__Work task__
Each record below must come back exactly as written; its pictures must not.

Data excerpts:

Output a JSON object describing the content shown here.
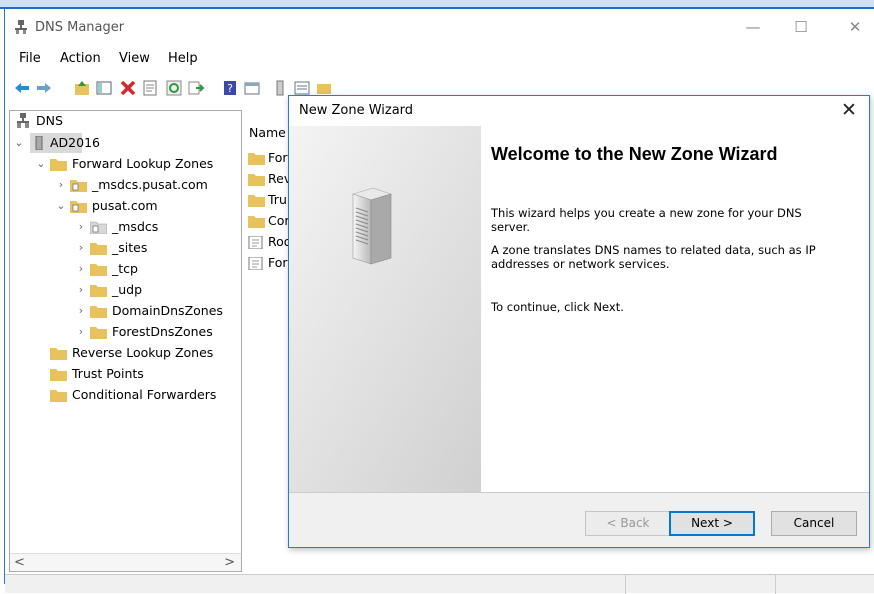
{
  "window": {
    "title": "DNS Manager",
    "minimize": "—",
    "maximize": "☐",
    "close": "✕"
  },
  "menu": [
    "File",
    "Action",
    "View",
    "Help"
  ],
  "toolbar": {
    "icons": [
      "back-arrow-icon",
      "forward-arrow-icon",
      "up-folder-icon",
      "show-hide-tree-icon",
      "delete-icon",
      "properties-icon",
      "refresh-icon",
      "export-icon",
      "help-icon",
      "console-tree-icon",
      "server-icon",
      "list-icon",
      "folder-icon"
    ]
  },
  "tree": {
    "root": "DNS",
    "server": "AD2016",
    "forward": "Forward Lookup Zones",
    "msdcs_zone": "_msdcs.pusat.com",
    "pusat": "pusat.com",
    "msdcs": "_msdcs",
    "sites": "_sites",
    "tcp": "_tcp",
    "udp": "_udp",
    "domaindns": "DomainDnsZones",
    "forestdns": "ForestDnsZones",
    "reverse": "Reverse Lookup Zones",
    "trust": "Trust Points",
    "conditional": "Conditional Forwarders"
  },
  "list": {
    "header": "Name",
    "items": [
      "For",
      "Rev",
      "Tru",
      "Cor",
      "Roo",
      "For"
    ]
  },
  "scroll": {
    "left": "<",
    "right": ">"
  },
  "dialog": {
    "title": "New Zone Wizard",
    "close": "✕",
    "heading": "Welcome to the New Zone Wizard",
    "p1": "This wizard helps you create a new zone for your DNS server.",
    "p2": "A zone translates DNS names to related data, such as IP addresses or network services.",
    "p3": "To continue, click Next.",
    "back": "< Back",
    "next": "Next >",
    "cancel": "Cancel"
  }
}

__Solution to this task__
Output a JSON object describing the content shown here.
{
  "window": {
    "title": "DNS Manager",
    "minimize": "—",
    "maximize": "☐",
    "close": "✕"
  },
  "menu": [
    "File",
    "Action",
    "View",
    "Help"
  ],
  "toolbar": {
    "icons": [
      "back-arrow-icon",
      "forward-arrow-icon",
      "up-folder-icon",
      "show-hide-tree-icon",
      "delete-icon",
      "properties-icon",
      "refresh-icon",
      "export-icon",
      "help-icon",
      "console-tree-icon",
      "server-icon",
      "list-icon",
      "folder-icon"
    ]
  },
  "tree": {
    "root": "DNS",
    "server": "AD2016",
    "forward": "Forward Lookup Zones",
    "msdcs_zone": "_msdcs.pusat.com",
    "pusat": "pusat.com",
    "msdcs": "_msdcs",
    "sites": "_sites",
    "tcp": "_tcp",
    "udp": "_udp",
    "domaindns": "DomainDnsZones",
    "forestdns": "ForestDnsZones",
    "reverse": "Reverse Lookup Zones",
    "trust": "Trust Points",
    "conditional": "Conditional Forwarders"
  },
  "list": {
    "header": "Name",
    "items": [
      "For",
      "Rev",
      "Tru",
      "Cor",
      "Roo",
      "For"
    ]
  },
  "scroll": {
    "left": "<",
    "right": ">"
  },
  "dialog": {
    "title": "New Zone Wizard",
    "close": "✕",
    "heading": "Welcome to the New Zone Wizard",
    "p1": "This wizard helps you create a new zone for your DNS server.",
    "p2": "A zone translates DNS names to related data, such as IP addresses or network services.",
    "p3": "To continue, click Next.",
    "back": "< Back",
    "next": "Next >",
    "cancel": "Cancel"
  }
}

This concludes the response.